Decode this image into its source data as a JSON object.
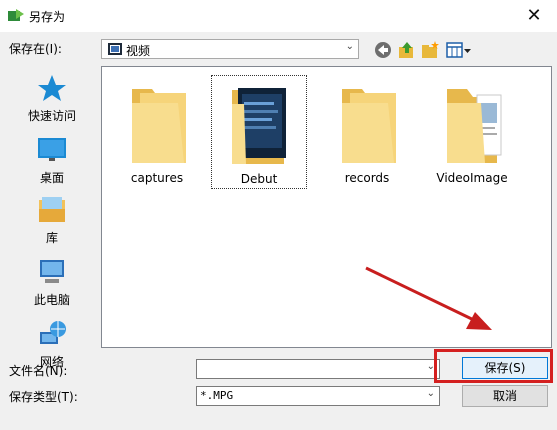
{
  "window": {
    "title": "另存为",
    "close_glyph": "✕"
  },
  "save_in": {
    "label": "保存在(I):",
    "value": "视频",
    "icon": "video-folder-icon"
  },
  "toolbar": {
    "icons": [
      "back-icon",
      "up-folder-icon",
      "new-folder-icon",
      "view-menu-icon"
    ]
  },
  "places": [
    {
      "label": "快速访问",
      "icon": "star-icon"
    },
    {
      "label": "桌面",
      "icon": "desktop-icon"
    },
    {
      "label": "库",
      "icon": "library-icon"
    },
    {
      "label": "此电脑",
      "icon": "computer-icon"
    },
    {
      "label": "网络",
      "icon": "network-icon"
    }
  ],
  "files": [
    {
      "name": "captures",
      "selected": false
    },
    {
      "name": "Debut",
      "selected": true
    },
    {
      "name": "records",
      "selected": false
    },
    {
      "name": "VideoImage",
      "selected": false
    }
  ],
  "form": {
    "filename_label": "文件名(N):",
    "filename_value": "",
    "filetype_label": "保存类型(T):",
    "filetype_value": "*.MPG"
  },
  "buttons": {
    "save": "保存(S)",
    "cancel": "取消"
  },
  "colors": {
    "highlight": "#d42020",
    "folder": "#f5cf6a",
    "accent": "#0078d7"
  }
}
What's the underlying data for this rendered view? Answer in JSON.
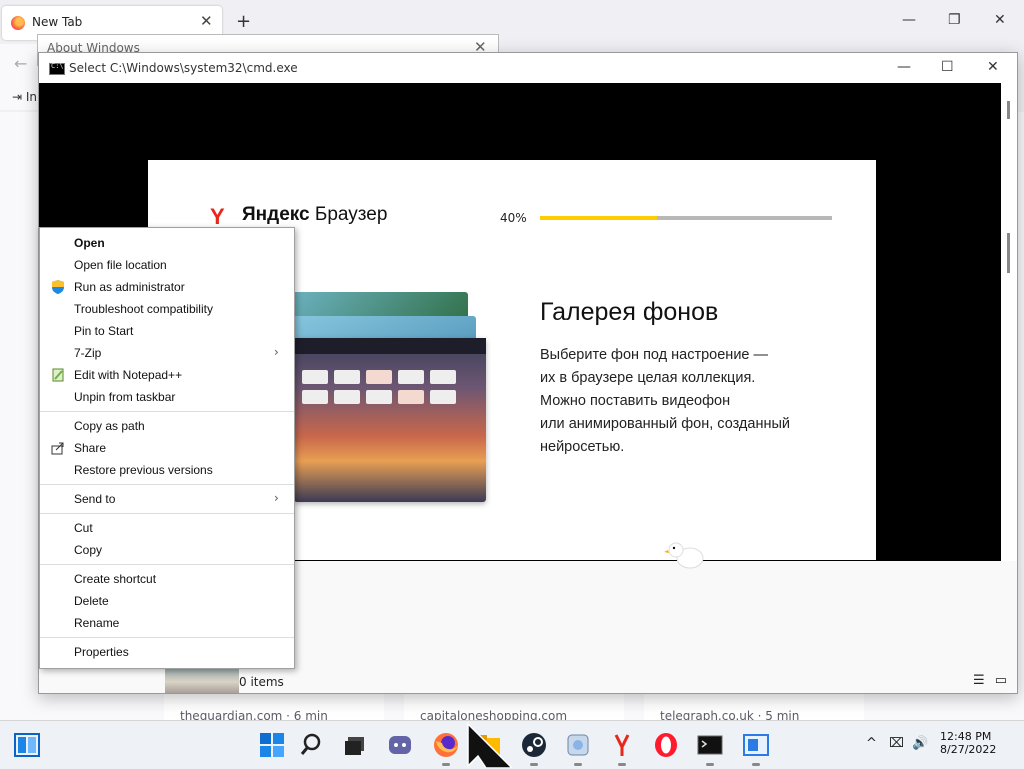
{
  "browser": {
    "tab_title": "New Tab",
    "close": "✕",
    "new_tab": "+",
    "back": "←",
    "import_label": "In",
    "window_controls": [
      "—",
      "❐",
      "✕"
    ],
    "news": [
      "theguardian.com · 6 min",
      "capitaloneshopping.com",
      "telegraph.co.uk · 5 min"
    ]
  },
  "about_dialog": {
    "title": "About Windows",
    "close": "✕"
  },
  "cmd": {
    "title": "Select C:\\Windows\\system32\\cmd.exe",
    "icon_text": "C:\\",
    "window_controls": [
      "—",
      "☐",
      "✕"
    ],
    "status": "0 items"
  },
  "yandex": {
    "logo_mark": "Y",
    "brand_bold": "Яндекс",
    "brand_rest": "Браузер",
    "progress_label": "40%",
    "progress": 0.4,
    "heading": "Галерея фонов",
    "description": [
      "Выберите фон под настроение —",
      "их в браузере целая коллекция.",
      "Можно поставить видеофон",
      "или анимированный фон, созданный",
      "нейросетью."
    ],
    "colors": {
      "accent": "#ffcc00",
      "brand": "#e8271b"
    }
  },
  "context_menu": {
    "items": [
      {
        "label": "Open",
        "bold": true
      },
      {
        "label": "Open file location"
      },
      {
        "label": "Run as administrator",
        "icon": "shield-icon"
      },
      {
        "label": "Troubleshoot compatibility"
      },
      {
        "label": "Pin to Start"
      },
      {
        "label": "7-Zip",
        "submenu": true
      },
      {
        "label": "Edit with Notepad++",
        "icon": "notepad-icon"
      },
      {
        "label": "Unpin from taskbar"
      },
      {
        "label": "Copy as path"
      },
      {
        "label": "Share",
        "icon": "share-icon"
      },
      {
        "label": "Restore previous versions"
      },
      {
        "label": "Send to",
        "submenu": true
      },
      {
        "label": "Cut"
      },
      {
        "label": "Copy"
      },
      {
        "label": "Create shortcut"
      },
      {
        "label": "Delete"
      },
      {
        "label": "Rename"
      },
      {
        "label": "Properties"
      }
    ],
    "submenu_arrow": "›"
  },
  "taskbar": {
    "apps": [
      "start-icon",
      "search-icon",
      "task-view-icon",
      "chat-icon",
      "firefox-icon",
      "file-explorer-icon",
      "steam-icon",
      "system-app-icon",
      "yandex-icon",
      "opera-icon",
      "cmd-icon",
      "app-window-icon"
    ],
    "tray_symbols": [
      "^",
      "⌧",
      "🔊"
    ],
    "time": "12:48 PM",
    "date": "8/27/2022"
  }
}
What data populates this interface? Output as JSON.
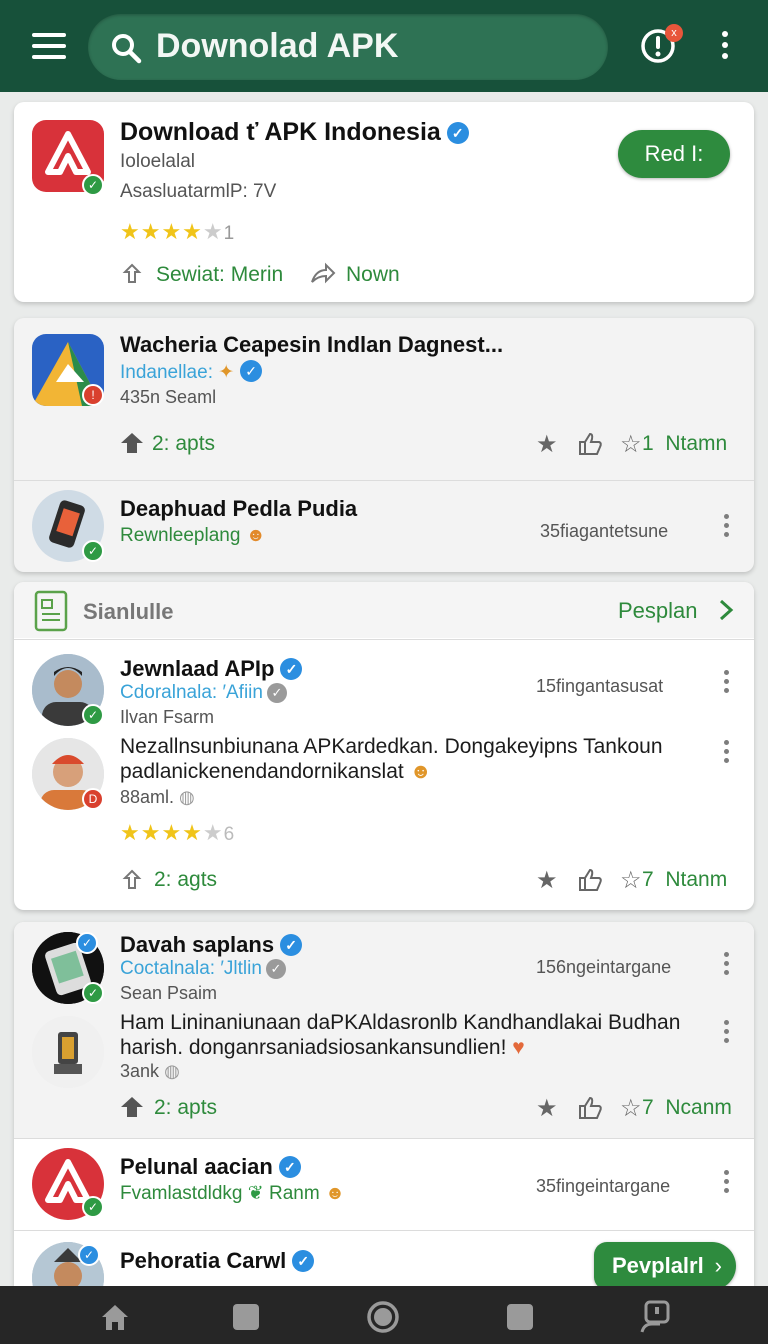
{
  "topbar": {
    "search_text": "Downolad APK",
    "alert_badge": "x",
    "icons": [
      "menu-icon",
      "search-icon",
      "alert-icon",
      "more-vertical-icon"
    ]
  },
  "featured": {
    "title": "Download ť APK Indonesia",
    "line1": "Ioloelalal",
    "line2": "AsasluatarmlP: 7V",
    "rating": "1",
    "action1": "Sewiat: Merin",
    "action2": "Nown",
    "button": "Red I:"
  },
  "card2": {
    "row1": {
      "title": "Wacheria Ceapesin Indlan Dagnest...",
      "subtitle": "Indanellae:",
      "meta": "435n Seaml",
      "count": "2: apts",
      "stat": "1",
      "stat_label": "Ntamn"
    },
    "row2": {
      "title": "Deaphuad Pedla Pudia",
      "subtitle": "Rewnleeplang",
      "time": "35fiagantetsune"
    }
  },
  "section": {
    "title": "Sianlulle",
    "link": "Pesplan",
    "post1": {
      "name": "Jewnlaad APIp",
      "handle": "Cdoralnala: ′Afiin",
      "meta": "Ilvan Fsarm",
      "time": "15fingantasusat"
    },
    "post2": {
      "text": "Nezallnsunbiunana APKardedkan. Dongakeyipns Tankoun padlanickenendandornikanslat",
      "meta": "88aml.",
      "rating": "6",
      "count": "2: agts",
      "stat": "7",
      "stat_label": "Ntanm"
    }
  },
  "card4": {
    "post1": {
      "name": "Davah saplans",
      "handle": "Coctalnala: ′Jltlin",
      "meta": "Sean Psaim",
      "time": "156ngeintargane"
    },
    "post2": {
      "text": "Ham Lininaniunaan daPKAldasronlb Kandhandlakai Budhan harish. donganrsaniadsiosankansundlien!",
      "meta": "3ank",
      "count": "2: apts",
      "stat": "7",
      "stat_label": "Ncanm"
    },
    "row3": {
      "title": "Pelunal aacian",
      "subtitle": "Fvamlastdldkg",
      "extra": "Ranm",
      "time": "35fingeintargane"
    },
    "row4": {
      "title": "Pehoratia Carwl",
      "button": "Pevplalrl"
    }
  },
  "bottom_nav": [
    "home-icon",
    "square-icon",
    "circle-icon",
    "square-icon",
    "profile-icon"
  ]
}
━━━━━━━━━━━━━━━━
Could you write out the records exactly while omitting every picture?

Decode this image into its source data as a JSON object.
{
  "window": {
    "title": "另存为",
    "close_glyph": "✕"
  },
  "save_in": {
    "label": "保存在(I):",
    "value": "视频",
    "icon": "video-folder-icon"
  },
  "toolbar": {
    "icons": [
      "back-icon",
      "up-folder-icon",
      "new-folder-icon",
      "view-menu-icon"
    ]
  },
  "places": [
    {
      "label": "快速访问",
      "icon": "star-icon"
    },
    {
      "label": "桌面",
      "icon": "desktop-icon"
    },
    {
      "label": "库",
      "icon": "library-icon"
    },
    {
      "label": "此电脑",
      "icon": "computer-icon"
    },
    {
      "label": "网络",
      "icon": "network-icon"
    }
  ],
  "files": [
    {
      "name": "captures",
      "selected": false
    },
    {
      "name": "Debut",
      "selected": true
    },
    {
      "name": "records",
      "selected": false
    },
    {
      "name": "VideoImage",
      "selected": false
    }
  ],
  "form": {
    "filename_label": "文件名(N):",
    "filename_value": "",
    "filetype_label": "保存类型(T):",
    "filetype_value": "*.MPG"
  },
  "buttons": {
    "save": "保存(S)",
    "cancel": "取消"
  },
  "colors": {
    "highlight": "#d42020",
    "folder": "#f5cf6a",
    "accent": "#0078d7"
  }
}
What's the underlying data for this rendered view? Answer in JSON.
{
  "browser": {
    "tab_title": "New Tab",
    "close": "✕",
    "new_tab": "+",
    "back": "←",
    "import_label": "In",
    "window_controls": [
      "—",
      "❐",
      "✕"
    ],
    "news": [
      "theguardian.com · 6 min",
      "capitaloneshopping.com",
      "telegraph.co.uk · 5 min"
    ]
  },
  "about_dialog": {
    "title": "About Windows",
    "close": "✕"
  },
  "cmd": {
    "title": "Select C:\\Windows\\system32\\cmd.exe",
    "icon_text": "C:\\",
    "window_controls": [
      "—",
      "☐",
      "✕"
    ],
    "status": "0 items"
  },
  "yandex": {
    "logo_mark": "Y",
    "brand_bold": "Яндекс",
    "brand_rest": "Браузер",
    "progress_label": "40%",
    "progress": 0.4,
    "heading": "Галерея фонов",
    "description": [
      "Выберите фон под настроение —",
      "их в браузере целая коллекция.",
      "Можно поставить видеофон",
      "или анимированный фон, созданный",
      "нейросетью."
    ],
    "colors": {
      "accent": "#ffcc00",
      "brand": "#e8271b"
    }
  },
  "context_menu": {
    "items": [
      {
        "label": "Open",
        "bold": true
      },
      {
        "label": "Open file location"
      },
      {
        "label": "Run as administrator",
        "icon": "shield-icon"
      },
      {
        "label": "Troubleshoot compatibility"
      },
      {
        "label": "Pin to Start"
      },
      {
        "label": "7-Zip",
        "submenu": true
      },
      {
        "label": "Edit with Notepad++",
        "icon": "notepad-icon"
      },
      {
        "label": "Unpin from taskbar"
      },
      {
        "label": "Copy as path"
      },
      {
        "label": "Share",
        "icon": "share-icon"
      },
      {
        "label": "Restore previous versions"
      },
      {
        "label": "Send to",
        "submenu": true
      },
      {
        "label": "Cut"
      },
      {
        "label": "Copy"
      },
      {
        "label": "Create shortcut"
      },
      {
        "label": "Delete"
      },
      {
        "label": "Rename"
      },
      {
        "label": "Properties"
      }
    ],
    "submenu_arrow": "›"
  },
  "taskbar": {
    "apps": [
      "start-icon",
      "search-icon",
      "task-view-icon",
      "chat-icon",
      "firefox-icon",
      "file-explorer-icon",
      "steam-icon",
      "system-app-icon",
      "yandex-icon",
      "opera-icon",
      "cmd-icon",
      "app-window-icon"
    ],
    "tray_symbols": [
      "^",
      "⌧",
      "🔊"
    ],
    "time": "12:48 PM",
    "date": "8/27/2022"
  }
}
What data populates this interface? Output as JSON.
{
  "topbar": {
    "search_text": "Downolad APK",
    "alert_badge": "x",
    "icons": [
      "menu-icon",
      "search-icon",
      "alert-icon",
      "more-vertical-icon"
    ]
  },
  "featured": {
    "title": "Download ť APK Indonesia",
    "line1": "Ioloelalal",
    "line2": "AsasluatarmlP: 7V",
    "rating": "1",
    "action1": "Sewiat: Merin",
    "action2": "Nown",
    "button": "Red I:"
  },
  "card2": {
    "row1": {
      "title": "Wacheria Ceapesin Indlan Dagnest...",
      "subtitle": "Indanellae:",
      "meta": "435n Seaml",
      "count": "2: apts",
      "stat": "1",
      "stat_label": "Ntamn"
    },
    "row2": {
      "title": "Deaphuad Pedla Pudia",
      "subtitle": "Rewnleeplang",
      "time": "35fiagantetsune"
    }
  },
  "section": {
    "title": "Sianlulle",
    "link": "Pesplan",
    "post1": {
      "name": "Jewnlaad APIp",
      "handle": "Cdoralnala: ′Afiin",
      "meta": "Ilvan Fsarm",
      "time": "15fingantasusat"
    },
    "post2": {
      "text": "Nezallnsunbiunana APKardedkan. Dongakeyipns Tankoun padlanickenendandornikanslat",
      "meta": "88aml.",
      "rating": "6",
      "count": "2: agts",
      "stat": "7",
      "stat_label": "Ntanm"
    }
  },
  "card4": {
    "post1": {
      "name": "Davah saplans",
      "handle": "Coctalnala: ′Jltlin",
      "meta": "Sean Psaim",
      "time": "156ngeintargane"
    },
    "post2": {
      "text": "Ham Lininaniunaan daPKAldasronlb Kandhandlakai Budhan harish. donganrsaniadsiosankansundlien!",
      "meta": "3ank",
      "count": "2: apts",
      "stat": "7",
      "stat_label": "Ncanm"
    },
    "row3": {
      "title": "Pelunal aacian",
      "subtitle": "Fvamlastdldkg",
      "extra": "Ranm",
      "time": "35fingeintargane"
    },
    "row4": {
      "title": "Pehoratia Carwl",
      "button": "Pevplalrl"
    }
  },
  "bottom_nav": [
    "home-icon",
    "square-icon",
    "circle-icon",
    "square-icon",
    "profile-icon"
  ]
}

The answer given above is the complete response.